Mr. D. Campbell, postmaster, advertises a long list of uncalled for letters. Postmaster and owners of the letters alike have all disappeared, save one. Mr. Festus A. Culver, still hale and hearty, must have been a young correspondent in 1844.
In those days the Physicians were not forbidden to announce their wares in public print. Dr. F. L. Keyes tell the readers of the Advocate that "he has removed to the town of Simcoe, where he will attend to all calls relative to his profession. Having have more than twenty years engaged in the healing art, he hopes to merit a share of public patronage. Aural and Ophthalmic surgery--diseases of the ear and eye will receive a part of his attention. Residence, first door north of Mr. Solmon, Attorney at Law."

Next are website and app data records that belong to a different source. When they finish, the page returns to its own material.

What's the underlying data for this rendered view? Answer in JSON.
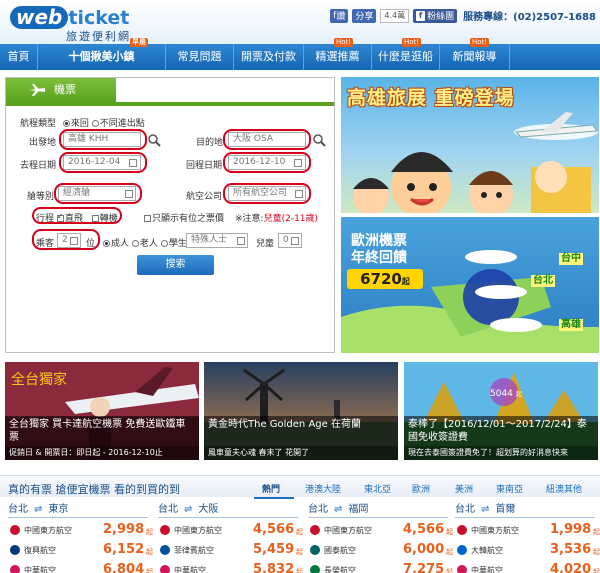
{
  "header": {
    "logo_web": "web",
    "logo_ticket": "ticket",
    "logo_sub": "旅遊便利網",
    "fb_like": "讚",
    "fb_share": "分享",
    "share_count": "4.4萬",
    "fb_fan": "粉絲團",
    "phone": "服務專線：(02)2507-1688"
  },
  "nav": {
    "items": [
      {
        "label": "首頁"
      },
      {
        "label": "十個揪美小鎮",
        "badge": "早鳥"
      },
      {
        "label": "常見問題"
      },
      {
        "label": "開票及付款"
      },
      {
        "label": "精選推薦",
        "badge": "Hot!"
      },
      {
        "label": "什麼是逛船",
        "badge": "Hot!"
      },
      {
        "label": "新聞報導",
        "badge": "Hot!"
      }
    ]
  },
  "booking": {
    "tab_label": "機票",
    "trip_type_label": "航程類型",
    "trip_round": "來回",
    "trip_openjaw": "不同進出點",
    "depart_label": "出發地",
    "depart_value": "高雄 KHH",
    "dest_label": "目的地",
    "dest_value": "大阪 OSA",
    "go_date_label": "去程日期",
    "go_date_value": "2016-12-04",
    "return_date_label": "回程日期",
    "return_date_value": "2016-12-10",
    "cabin_label": "艙等別",
    "cabin_value": "經濟艙",
    "airline_label": "航空公司",
    "airline_value": "所有航空公司",
    "route_label": "行程",
    "route_direct": "直飛",
    "route_transfer": "轉機",
    "seats_only": "只顯示有位之票價",
    "note": "※注意:",
    "note_child": "兒童(2-11歲)",
    "pax_label": "乘客",
    "pax_value": "2",
    "pax_unit": "位",
    "pax_adult": "成人",
    "pax_senior": "老人",
    "pax_student": "學生",
    "pax_special": "特殊人士",
    "pax_child": "兒童",
    "pax_child_value": "0",
    "search": "搜索"
  },
  "banners": {
    "b1_title": "高雄旅展 重磅登場",
    "b2_title_1": "歐洲機票",
    "b2_title_2": "年終回饋",
    "b2_price": "6720",
    "b2_price_unit": "起",
    "b2_cities": [
      "台中",
      "台北",
      "高雄"
    ]
  },
  "cards": [
    {
      "caption": "全台獨家 買卡達航空機票 免費送歐鐵車票",
      "sub": "促銷日 & 開票日：即日起 - 2016-12-10止",
      "logo": "全台獨家"
    },
    {
      "caption": "黃金時代The Golden Age 在荷蘭",
      "sub": "風車童夫心魂 春末了 花開了"
    },
    {
      "caption": "泰棒了【2016/12/01～2017/2/24】泰國免收簽證費",
      "sub": "現在去泰國簽證費免了！超划算的好消息快來",
      "price": "5044",
      "price_unit": "起"
    }
  ],
  "bottom": {
    "title": "真的有票 搶便宜機票 看的到買的到",
    "tabs": [
      "熱門",
      "港澳大陸",
      "東北亞",
      "歐洲",
      "美洲",
      "東南亞",
      "紐澳其他"
    ],
    "routes": [
      {
        "from": "台北",
        "to": "東京",
        "fares": [
          {
            "airline": "中國東方航空",
            "price": "2,998",
            "color": "#c8102e"
          },
          {
            "airline": "復興航空",
            "price": "6,152",
            "color": "#003a78"
          },
          {
            "airline": "中華航空",
            "price": "6,804",
            "color": "#d4145a"
          }
        ]
      },
      {
        "from": "台北",
        "to": "大阪",
        "fares": [
          {
            "airline": "中國東方航空",
            "price": "4,566",
            "color": "#c8102e"
          },
          {
            "airline": "菲律賓航空",
            "price": "5,459",
            "color": "#00539b"
          },
          {
            "airline": "中華航空",
            "price": "5,832",
            "color": "#d4145a"
          }
        ]
      },
      {
        "from": "台北",
        "to": "福岡",
        "fares": [
          {
            "airline": "中國東方航空",
            "price": "4,566",
            "color": "#c8102e"
          },
          {
            "airline": "國泰航空",
            "price": "6,000",
            "color": "#006564"
          },
          {
            "airline": "長榮航空",
            "price": "7,275",
            "color": "#007a3d"
          }
        ]
      },
      {
        "from": "台北",
        "to": "首爾",
        "fares": [
          {
            "airline": "中國東方航空",
            "price": "1,998",
            "color": "#c8102e"
          },
          {
            "airline": "大韓航空",
            "price": "3,536",
            "color": "#0064d2"
          },
          {
            "airline": "中華航空",
            "price": "4,020",
            "color": "#d4145a"
          }
        ]
      }
    ],
    "price_unit": "起"
  }
}
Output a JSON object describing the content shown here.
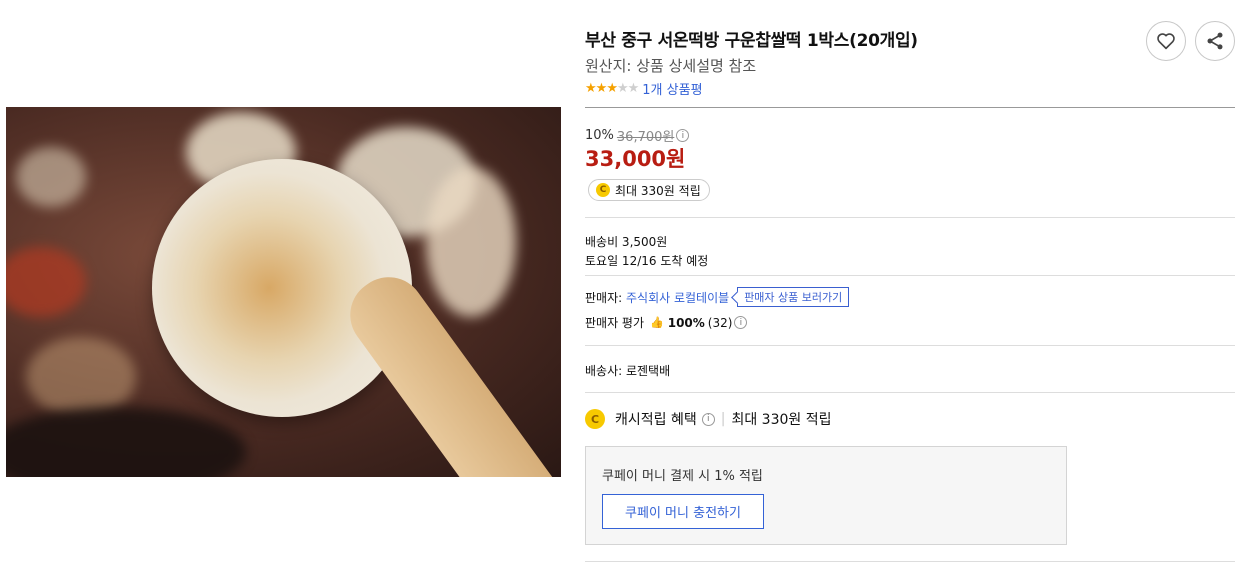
{
  "product": {
    "title": "부산 중구 서온떡방 구운찹쌀떡 1박스(20개입)",
    "origin": "원산지: 상품 상세설명 참조",
    "rating_stars": 3,
    "rating_max": 5,
    "review_link": "1개 상품평"
  },
  "actions": {
    "wish_icon": "heart-icon",
    "share_icon": "share-icon"
  },
  "price": {
    "discount": "10%",
    "original": "36,700원",
    "sale": "33,000원",
    "points": "최대 330원 적립"
  },
  "shipping": {
    "fee": "배송비 3,500원",
    "arrival": "토요일 12/16 도착 예정",
    "carrier": "배송사: 로젠택배"
  },
  "seller": {
    "label": "판매자:",
    "name": "주식회사 로컬테이블",
    "shop_button": "판매자 상품 보러가기",
    "rating_label": "판매자 평가",
    "rating_value": "100%",
    "rating_count": "(32)"
  },
  "cash": {
    "label": "캐시적립 혜택",
    "value": "최대 330원 적립"
  },
  "coupay": {
    "text": "쿠페이 머니 결제 시 1% 적립",
    "button": "쿠페이 머니 충전하기"
  },
  "colors": {
    "sale_price": "#b81d12",
    "link": "#3462d6",
    "star": "#f5a100",
    "coin": "#f7c900"
  }
}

Hunt & Ozbourn has altogether some half dozen separate advertisements. They are a new firm, having formed a partnership to purchase the business until then carried on by the late Wm. E. Burr. The tin and stove trade seems to have been their principal occupation, but they had a number of side lines. One of their ads is to the effect that they have 5,000 lbs. of maple sugar for sale.
William Gibbon has not been so long gone, but most of us remember him and his business. He was advertising then that he manufactured and kept on sale, shaving soaps of an excellent description, also hard soap, soft soap and candles, equal if not superior to those made at any other establishment in Canada.
One of the oddest advertisements we quote in extenso:--
An Open Field and Fair Play
The subscriber, having consulted several able
farmers and others in regard to their home-made work, the reason of their getting so much
cut and not made up, they told me the charges were so extravagant they could not pay them,
nor would not; that they would employ their wives and women, so long as I charged so
After the full columns ad of the Canada Company, the most pretentious display in the paper is made by the Simcoe Medical Hall, near the Post Office, of which J. Mitchell is the proprietor.
Mr. Mitchell has one thousand different preparations in stock, to which he has added oils, paints, dye woods, and varnishes which he intends selling at Hamilton prices. Then follow three long lists of articles for sale, the advertisement concluding with a paragraph: "Teeth scaled and restored to their natural whiteness, also stopped with gold or silver cement, so as to preserve them from further decay."